Strategy Memo: White House Efforts to Undercut Torture Amendment Continue

Yesterday the House of Representatives voted overwhelmingly for a motion urging that the McCain Anti-Torture Amendment be included in the Defense Authorization Bill now being negotiated between members of the House and Senate. The motion was offered by Rep. John Murtha (D-PA), and passed 308-122.

The motion is not binding on the House conferees appointed to negotiate with the Senate, but the fact that each house has now gone on record in strong support of the Anti-Torture Amendment sends a powerful message, and creates even more momentum behind it.

Reports today suggest that the White House may finally have recognized that its efforts to weaken or derail the McCain amendment will not succeed. If so, that is very good news indeed.

However, the administration has not relented in its efforts to undercut the amendment by other means. It is continuing to press for changes to a related provision sponsored by Senators Graham and Levin which was inserted into the Senate bill with no hearings and virtually no debate.

Graham-Levin is already a seriously flawed provision: it chips away at the ancient right of habeas corpus, restricting the ability of detainees at Guant¡namo to have an independent court review of the factual basis for their detention. It should be removed from the bill and assigned to the House and Senate Judiciary Committees, so that it can be given the careful consideration that such fundamental changes in the law deserve.

Instead, the proposed administration changes would make the Graham-Levin provision worse, undercutting the McCain amendment by:

“¢ Barring Guant¡namo detainees from applying to any court of law for relief from torture or cruel, inhumane, and degrading treatment; and
“¢ Permitting the government to use evidence in court that has been obtained through the use of torture or abuse of prisoners at Guant¡namo.

If this language were to become law, it would create incentives for the government to continue to engage in the very practices that gave rise to the McCain amendment, and would make it impossible for the victims of such practices to present their claims before an impartial judge.
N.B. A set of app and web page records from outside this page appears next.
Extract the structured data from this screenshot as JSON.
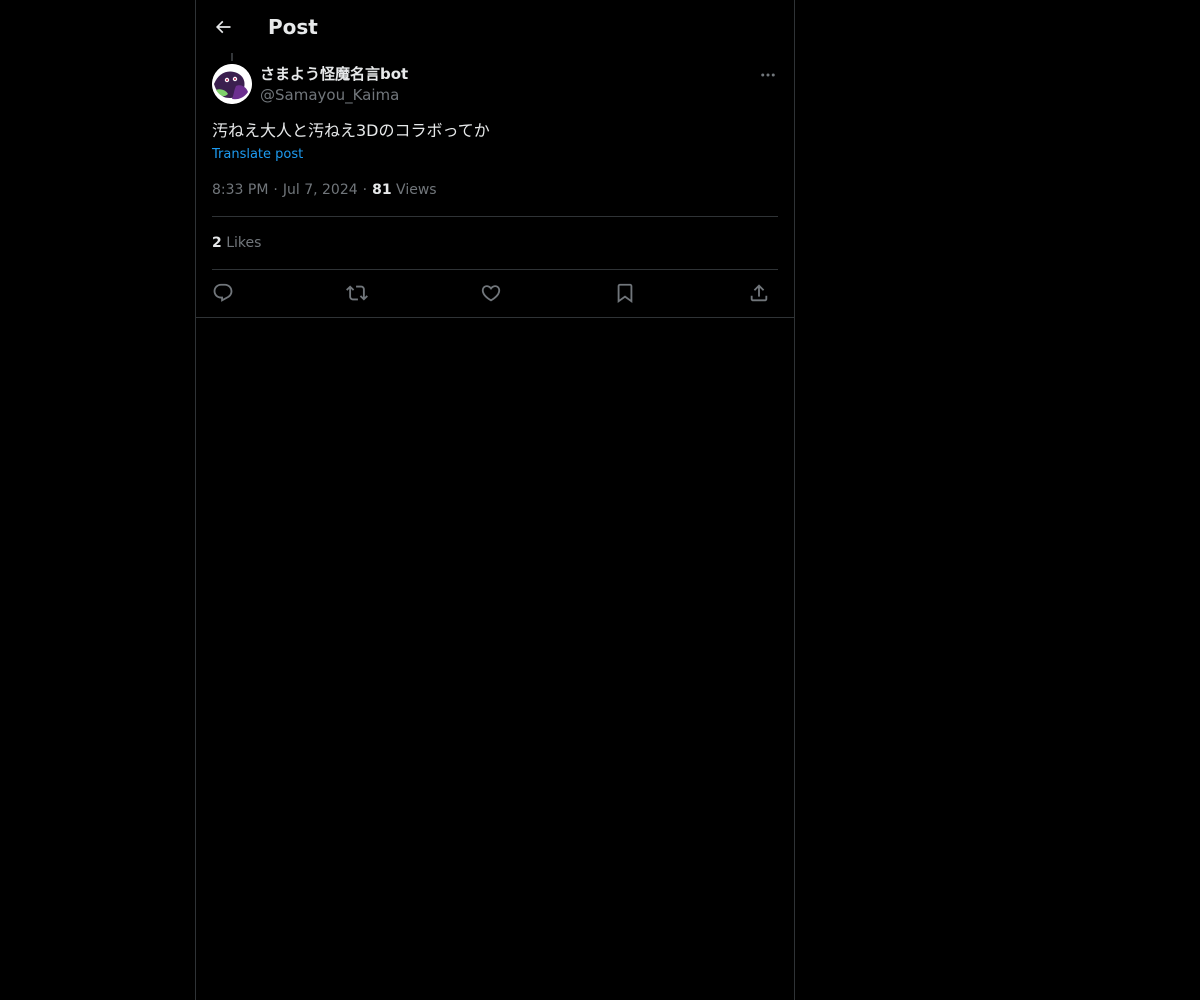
{
  "header": {
    "title": "Post"
  },
  "post": {
    "author": {
      "display_name": "さまよう怪魔名言bot",
      "handle": "@Samayou_Kaima"
    },
    "text": "汚ねえ大人と汚ねえ3Dのコラボってか",
    "translate_label": "Translate post",
    "time": "8:33 PM",
    "date": "Jul 7, 2024",
    "separator": "·",
    "views_count": "81",
    "views_label": "Views",
    "likes_count": "2",
    "likes_label": "Likes"
  },
  "icons": {
    "back": "arrow-left-icon",
    "more": "more-dots-icon",
    "reply": "reply-bubble-icon",
    "repost": "repost-arrows-icon",
    "like": "heart-icon",
    "bookmark": "bookmark-icon",
    "share": "share-upload-icon"
  },
  "colors": {
    "background": "#000000",
    "text_primary": "#e7e9ea",
    "text_secondary": "#71767b",
    "accent": "#1d9bf0",
    "border": "#2f3336"
  }
}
Congress should drop this dangerous provision and act immediately to pass the McCain Anti-Torture Amendment””without exceptions and without limitations.

Mark Agrast